Above: the hens with Alsiki, an angel in goat form. Note her excellent “dairyness”—long, feminine neck, straight back, deep barrel, and an udder to die for.
Above: Blossom and her twin doelings. To get milk, I had to breed my goats every fall, which meant that in the spring they had babies, usually twins, for whom I had to find good homes—or let my herd grow to unmanageable proportions. Parting with the little ones was the hardest aspect of the goat business.
I miss my garden, too, the nine compost-filled beds built by the conjugal carpenter, and the largest rhubarb plants in the continental U.S. I miss the four apple trees, two Liberties and two Freedoms, who (yes, they were persons to me) never needed spraying, and who rewarded my pruning and thinning with crisp, sweet fruit weighing close to a pound each. The cores went to the hens.
I even miss the summer-long frenzy of harvesting, freezing, drying, and tomato-sauce and kale-pesto making, even if it felt overwhelming most of the time. I almost forgot to say that I miss the eating. But yes, I miss that too.
Even though the little patio pond was the required 3 1/2 foot depth for gold fish to survive the Vermont winter, they never did. But the frogs and salamanders loved it.
See those lawn chairs? I never sat on them. Too busy milking and picking and blanching and….
Here are a couple of our many resident frogs. Bisou spent her youth bopping them with her nose to make them splash into the water, often falling in herself in the process.
And I miss the land, the front field and the side field, the woods behind the house that sloped down to the swamp, and the resident deer herd. In the ten years we lived there, I only once saw a mature buck. Natural selection favors males with a tendency to hide.
It was so quiet on that hill that the dogs would bark when a plane flew overhead. I used to take them out to the field in the evening, and stand there saying to myself, “I can’t believe I live here!
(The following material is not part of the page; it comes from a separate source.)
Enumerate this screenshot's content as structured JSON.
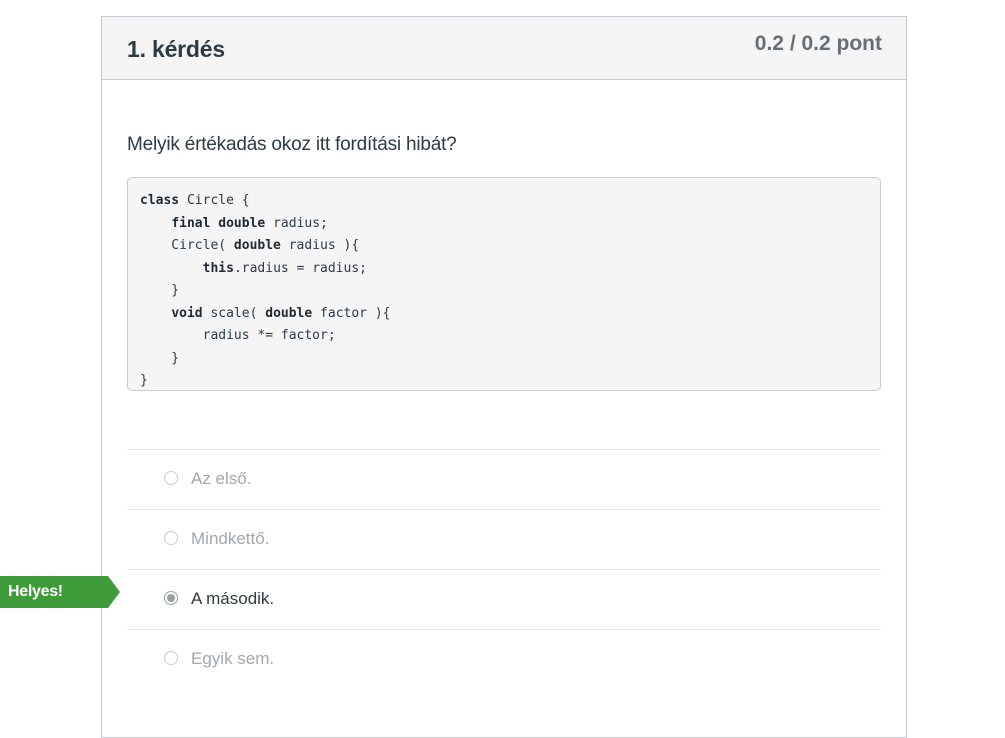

I cannot believe I live here!”
It never occurred to me that this couldn’t last forever, that I would realize one day that the engine that kept the cycle going—manure to garden, veggies to table, leftovers to chickens, manure to garden again—namely myself, wouldn’t be able to keep up with it all, even with the conjugal carpenter’s help.
And so we left. But the rhythms of the homestead are still with me, so that as the days cool in the fall I think, the goats should be coming into heat now. On a snowy evening I think, this would be a good time to take “hot mash” to the hens for their dinner. And when the days begin to lengthen I remember how I used to run to the shed and check under my goats’ tails every few hours, looking for impending signs of labor, while up on the roof ridge the bluebird called for his mate.